This plant has such pretty flowers but I forget the name. #garden #gardening #flowers

It looks like a Crown of Thorns. Cool, but poisonous to foraging animals. Some say honey made from the flowers (usually red, but sometimes yellow) is toxic.

THIS IS A THING NOW

gnade:

Adam Gnade Summer Reading Rad-Pack from Pioneers Press, $35

enthusiasticanddamned:

End of July- Garden update

Today we harvested three of our cabbage heads. The fourth unfortunately had already rotted before we could get to it this weekend. The tomatoes turned like over night, so there was a plethora ready to be picked. We still have a few sprigs of broccoli coming in and still a good helping of hotpeppers. We harvested some of the wheat growing and have it hanging up to dry in my parent’s back florida/sun room until we can thresh it. 

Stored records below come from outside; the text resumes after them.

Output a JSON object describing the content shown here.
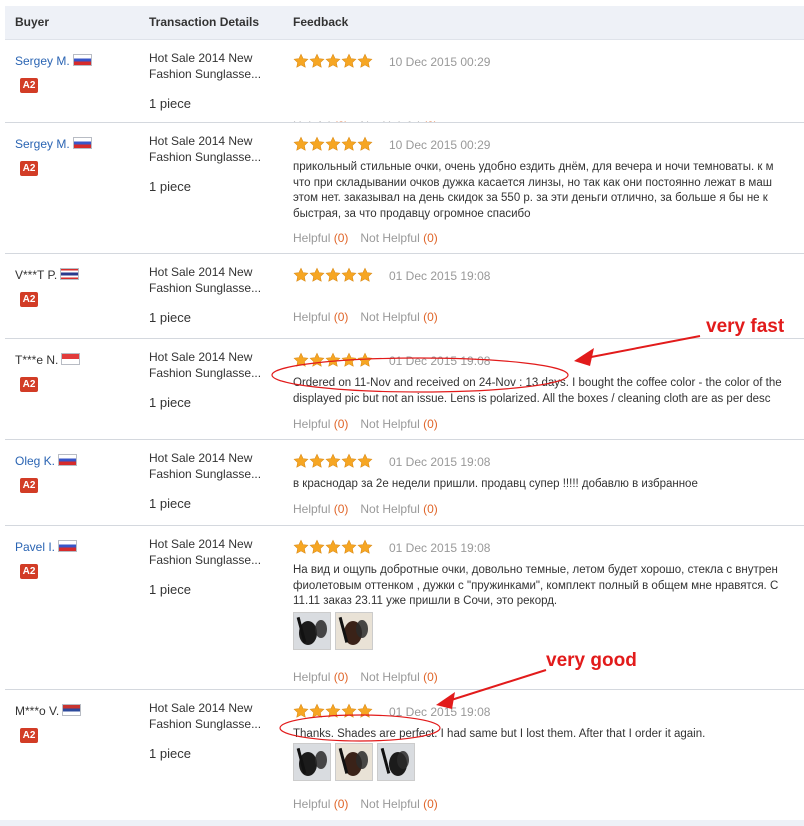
{
  "header": {
    "buyer": "Buyer",
    "transaction": "Transaction Details",
    "feedback": "Feedback"
  },
  "reviews": [
    {
      "buyer": "Sergey M.",
      "buyer_is_link": true,
      "flag": "ru",
      "badge": "A2",
      "product_line1": "Hot Sale 2014 New",
      "product_line2": "Fashion Sunglasse...",
      "quantity": "1 piece",
      "stars": 5,
      "date": "10 Dec 2015 00:29",
      "text": [],
      "thumbs": 0,
      "helpful_label": "Helpful",
      "helpful_count": "(0)",
      "not_helpful_label": "Not Helpful",
      "not_helpful_count": "(0)"
    },
    {
      "buyer": "Sergey M.",
      "buyer_is_link": true,
      "flag": "ru",
      "badge": "A2",
      "product_line1": "Hot Sale 2014 New",
      "product_line2": "Fashion Sunglasse...",
      "quantity": "1 piece",
      "stars": 5,
      "date": "10 Dec 2015 00:29",
      "text": [
        "прикольный стильные очки, очень удобно ездить днём, для вечера и ночи темноваты. к м",
        "что при складывании очков дужка касается линзы, но так как они постоянно лежат в маш",
        "этом нет. заказывал на день скидок за 550 р. за эти деньги отлично, за больше я бы не к",
        "быстрая, за что продавцу огромное спасибо"
      ],
      "thumbs": 0,
      "helpful_label": "Helpful",
      "helpful_count": "(0)",
      "not_helpful_label": "Not Helpful",
      "not_helpful_count": "(0)"
    },
    {
      "buyer": "V***T P.",
      "buyer_is_link": false,
      "flag": "th",
      "badge": "A2",
      "product_line1": "Hot Sale 2014 New",
      "product_line2": "Fashion Sunglasse...",
      "quantity": "1 piece",
      "stars": 5,
      "date": "01 Dec 2015 19:08",
      "text": [],
      "thumbs": 0,
      "helpful_label": "Helpful",
      "helpful_count": "(0)",
      "not_helpful_label": "Not Helpful",
      "not_helpful_count": "(0)"
    },
    {
      "buyer": "T***e N.",
      "buyer_is_link": false,
      "flag": "sg",
      "badge": "A2",
      "product_line1": "Hot Sale 2014 New",
      "product_line2": "Fashion Sunglasse...",
      "quantity": "1 piece",
      "stars": 5,
      "date": "01 Dec 2015 19:08",
      "text": [
        "Ordered on 11-Nov and received on 24-Nov : 13 days. I bought the coffee color - the color of the",
        "displayed pic but not an issue. Lens is polarized. All the boxes / cleaning cloth are as per desc"
      ],
      "thumbs": 0,
      "helpful_label": "Helpful",
      "helpful_count": "(0)",
      "not_helpful_label": "Not Helpful",
      "not_helpful_count": "(0)"
    },
    {
      "buyer": "Oleg K.",
      "buyer_is_link": true,
      "flag": "ru",
      "badge": "A2",
      "product_line1": "Hot Sale 2014 New",
      "product_line2": "Fashion Sunglasse...",
      "quantity": "1 piece",
      "stars": 5,
      "date": "01 Dec 2015 19:08",
      "text": [
        "в краснодар за 2е недели пришли. продавц супер !!!!! добавлю в избранное"
      ],
      "thumbs": 0,
      "helpful_label": "Helpful",
      "helpful_count": "(0)",
      "not_helpful_label": "Not Helpful",
      "not_helpful_count": "(0)"
    },
    {
      "buyer": "Pavel I.",
      "buyer_is_link": true,
      "flag": "ru",
      "badge": "A2",
      "product_line1": "Hot Sale 2014 New",
      "product_line2": "Fashion Sunglasse...",
      "quantity": "1 piece",
      "stars": 5,
      "date": "01 Dec 2015 19:08",
      "text": [
        "На вид и ощупь добротные очки, довольно темные, летом будет хорошо, стекла с внутрен",
        "фиолетовым оттенком , дужки с \"пружинками\", комплект полный в общем мне нравятся. С",
        "11.11 заказ 23.11 уже пришли в Сочи, это рекорд."
      ],
      "thumbs": 2,
      "helpful_label": "Helpful",
      "helpful_count": "(0)",
      "not_helpful_label": "Not Helpful",
      "not_helpful_count": "(0)"
    },
    {
      "buyer": "M***o V.",
      "buyer_is_link": false,
      "flag": "rs",
      "badge": "A2",
      "product_line1": "Hot Sale 2014 New",
      "product_line2": "Fashion Sunglasse...",
      "quantity": "1 piece",
      "stars": 5,
      "date": "01 Dec 2015 19:08",
      "text": [
        "Thanks. Shades are perfect. I had same but I lost them. After that I order it again."
      ],
      "thumbs": 3,
      "helpful_label": "Helpful",
      "helpful_count": "(0)",
      "not_helpful_label": "Not Helpful",
      "not_helpful_count": "(0)"
    }
  ],
  "annotations": {
    "first": "very fast",
    "second": "very good",
    "color": "#e21b1b"
  },
  "colors": {
    "link": "#2a64b3",
    "star": "#f6a623",
    "count": "#e0662a",
    "badge": "#d23c26",
    "header_bg": "#eef1f7"
  }
}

I also managed to make time this even to freeze some green beans, broccoli, and pickle three jars of peppers. 

Bad news: Some of our bean plants have a rust fungus, which is brown spots all over the shoots, which tend to look like cankers. 

Our garden this year is a little disappointing. We have lost quite a few plants, and are not yielding nearly what we were expecting. Other aspects are doing great, while a lot are just not having it. We are not sure if this is because of the soil quality, the high rust content of my parent’s well water, over watering, the fact we have had such a weird fluctuation in temperatures this summer. Perhaps it is all factors, but this year is not our year for a large bountiful harvest. 

“The meaning of life is just to be alive. It is so plain and so obvious and so simple. And yet, everybody rushes around in a great panic as if it were necessary to achieve something beyond themselves.”

—  Alan Wilson Watts (via purplebuddhaproject)

falkenna:

more garden updates pt2

Wonderful! Great job.

skunkbear:

nprontheroad:

In late July and August, something remarkable happens in the air above Lake Murray, South Carolina.  For the past 25 years, half a million purple martins (large swallows) have gathered on a small island in the hundreds of thousands.  This year, they didn’t show up.

This weekend Skunk Bear goes mobile! I’m down in South Carolina RIGHT NOW looking for the missing birds, and I’ll be chronicling the search over at NPR’s travelogue blog - nprontheroad.tumblr.com. You can read all about the mystery of the purple martins and the humans who love them over there.

rootless-but-grounded:

our cute wwoofers (with my adorable husband) and my cute sign

“It can take roughly 500 to 1000 years to form one inch of soil, depending on the climate and the material from which soil forms. With that in mind it is not hard to see that soil is a non-renewable resource and worth protecting. Since the soil is the source of water and nutrients for plants as well as a bioreactor to purify and filter water, it is crucial to our quality of life.”

eartheasy:

Actias Luna - a perfect example that moths can be beautiful too!

eartheasy:

Actias Luna - a perfect example that moths can be beautiful too!

northeastnature:

My butterfly-watching friends have let me in on a secret: when butterflies are backlit by the sun, they turn into glowing stained glass. Here some of my favorite backlit butterflies: an orange sulphur (Colias eurytheme), a silver-bordered fritillary (Boloria selene), an eastern tiger swallowtail (Papilio glaucus), a viceroy (Limenitis archippus), a bronze copper (Lycaena hyllus), and a Harris’ checkerspot (Chlosyne harrisii).